Upstarts and iconoclasts bring new ideas, new values, and new approaches into play. They compel incumbents to evolve and grow. As G.K. Chesterton wrote in Orthodoxy, "Tradition means giving votes to the most obscure of all classes, our ancestors. It is the democracy of the dead."
Ethical and responsible disobedience helps create democracy for the living, and even more importantly, for future generations. It inoculates the polis against complacence, rent-seeking, and all forms of incumbentism. It keeps our culture dynamic and adaptive.

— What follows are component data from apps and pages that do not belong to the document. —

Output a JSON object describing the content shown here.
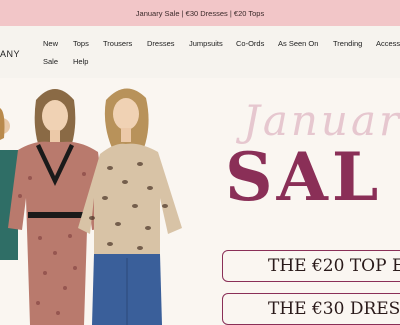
{
  "promo": {
    "text": "January Sale | €30 Dresses | €20 Tops"
  },
  "brand": {
    "partial_text": "ANY"
  },
  "nav": {
    "row1": [
      "New",
      "Tops",
      "Trousers",
      "Dresses",
      "Jumpsuits",
      "Co-Ords",
      "As Seen On",
      "Trending",
      "Accesso"
    ],
    "row2": [
      "Sale",
      "Help"
    ]
  },
  "hero": {
    "script_text": "Januar",
    "sale_text": "SAL",
    "cta_1": "THE €20 TOP E",
    "cta_2": "THE €30 DRESS",
    "accent_color": "#8a2f57",
    "script_color": "#e6c7cf"
  }
}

That’s why it’s so important to encourage and formally recognize it. While it may seem counterintuitive to host a prize honoring disobedience at one of the country’s most venerable institutions, the MIT Media Lab is actually the perfect home for the Disobedience Award. Combining academic rigor with applied research, the Lab’s multi-disciplinary staff and students experiment with new technologies and unconventional approaches in pursuit of paradigm-shifting tools and applications that can have significant impact.

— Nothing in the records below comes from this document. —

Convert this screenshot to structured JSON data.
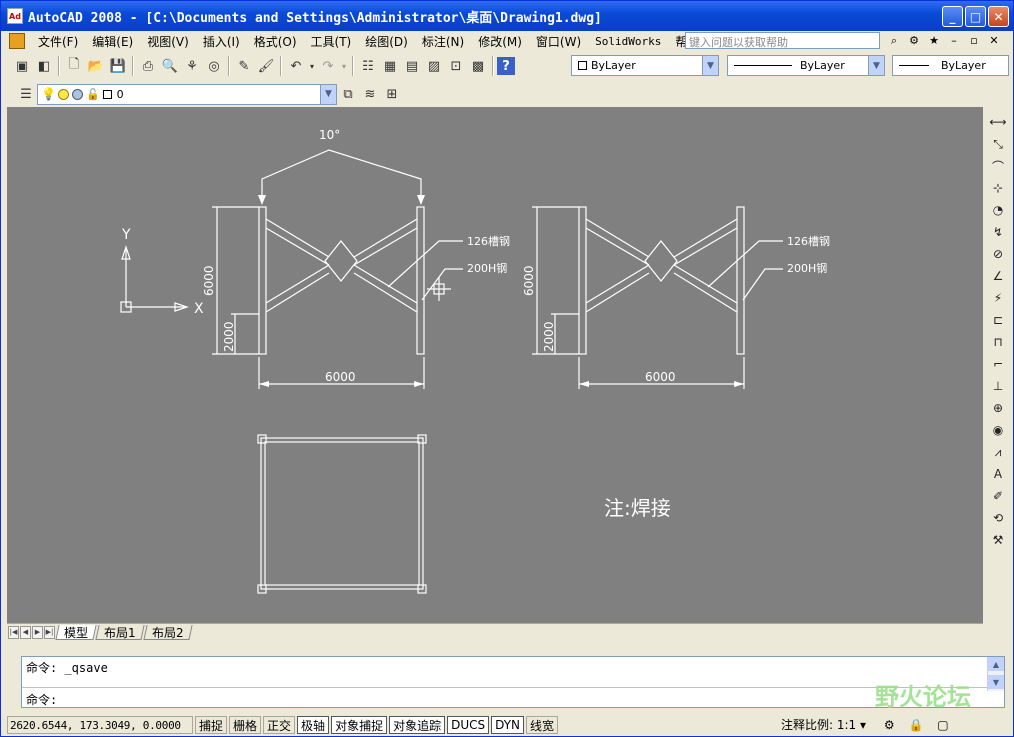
{
  "window": {
    "title": "AutoCAD 2008 - [C:\\Documents and Settings\\Administrator\\桌面\\Drawing1.dwg]",
    "app_icon_text": "Ad",
    "minimize_label": "_",
    "maximize_label": "□",
    "close_label": "✕"
  },
  "menu": {
    "items": [
      "文件(F)",
      "编辑(E)",
      "视图(V)",
      "插入(I)",
      "格式(O)",
      "工具(T)",
      "绘图(D)",
      "标注(N)",
      "修改(M)",
      "窗口(W)",
      "SolidWorks",
      "帮助(H)"
    ],
    "help_placeholder": "键入问题以获取帮助",
    "doc_min": "–",
    "doc_restore": "▫",
    "doc_close": "✕"
  },
  "properties": {
    "color": "ByLayer",
    "linetype": "ByLayer",
    "lineweight": "ByLayer"
  },
  "layers": {
    "current_layer": "0"
  },
  "drawing": {
    "left_frame": {
      "top_label": "10°",
      "height_label": "6000",
      "sub_height_label": "2000",
      "width_label": "6000",
      "callout_1": "126槽钢",
      "callout_2": "200H钢"
    },
    "right_frame": {
      "height_label": "6000",
      "sub_height_label": "2000",
      "width_label": "6000",
      "callout_1": "126槽钢",
      "callout_2": "200H钢"
    },
    "ucs": {
      "x_label": "X",
      "y_label": "Y"
    },
    "note": "注:焊接"
  },
  "tabs": {
    "items": [
      "模型",
      "布局1",
      "布局2"
    ],
    "active": "模型"
  },
  "command": {
    "history": "命令: _qsave",
    "prompt": "命令:"
  },
  "status": {
    "coordinates": "2620.6544, 173.3049, 0.0000",
    "toggles": [
      "捕捉",
      "栅格",
      "正交",
      "极轴",
      "对象捕捉",
      "对象追踪",
      "DUCS",
      "DYN",
      "线宽"
    ],
    "annotation_scale_label": "注释比例:",
    "annotation_scale_value": "1:1"
  },
  "watermark": "野火论坛"
}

It’s an institution that prioritizes methodical but untethered experimentation, where researchers with widely varying areas of expertise are encouraged to collaborate and improvise in ways that become not just multi-disciplinary but antidisciplinary – disobedient.
The Disobedience Award, in turn, embodies and extends these values in a global way. In America and all over the world, in the realms of science, politics, business, and culture, there are traditions, orthodoxies, and incumbents that should be challenged. And the people and organizations willing to take on that risk in the pursuit of progress deserve recognition and support.
This first iteration of the Disobedience Award is an experiment itself. If it goes well, both in terms of the selection process and the impact the prize has, our goal is to repeat it. In time, I can imagine the Disobedience Award expanding so that each year, there might be one for science, one for politics, one for the arts, etc.
Similarly, the Award could broaden to include collaborations with more universities. It offers a focused but effective way for institutions to reinforce their own internal commitment to and capacity for principled disobedience while simultaneously providing a way to promote this value in the wider world.
Or perhaps it will evolve in some entirely different way.
I’m supporting this effort in part because Joi himself embodies the values the Disobedience Award is designed to promote. A two-time college dropout who never stopped being a student and now leads a research lab at one of the world’s leading universities, Joi has successfully challenged conventions as an entrepreneur and investor, an activist, and an educator. Over the arc of his career, his own thoughtful and systematic cultivation of a disobedient mindset has consistently helped him identify new opportunities to make the world we live in more democratic, more just, and more prosperous for us all.
With the Disobedience Award under Joi’s stewardship, I expect that we will be surprised, challenged, and inspired, and that we will learn something useful.
Nominations close May 1. While some freethinkers may see this as an opportunity to break the rules and submit nominations after that date, such tactics will prove fruitless. The goal here isn’t to honor arbitrary or merely clever acts of disobedience, or disobedience as a cover for unpreparedness. The goal is to honor disobedience within a larger framework of principled engagement, disobedience that is deployed ethically and strategically in pursuit of a greater social good. Thus, the May 1 deadline will be strictly enforced!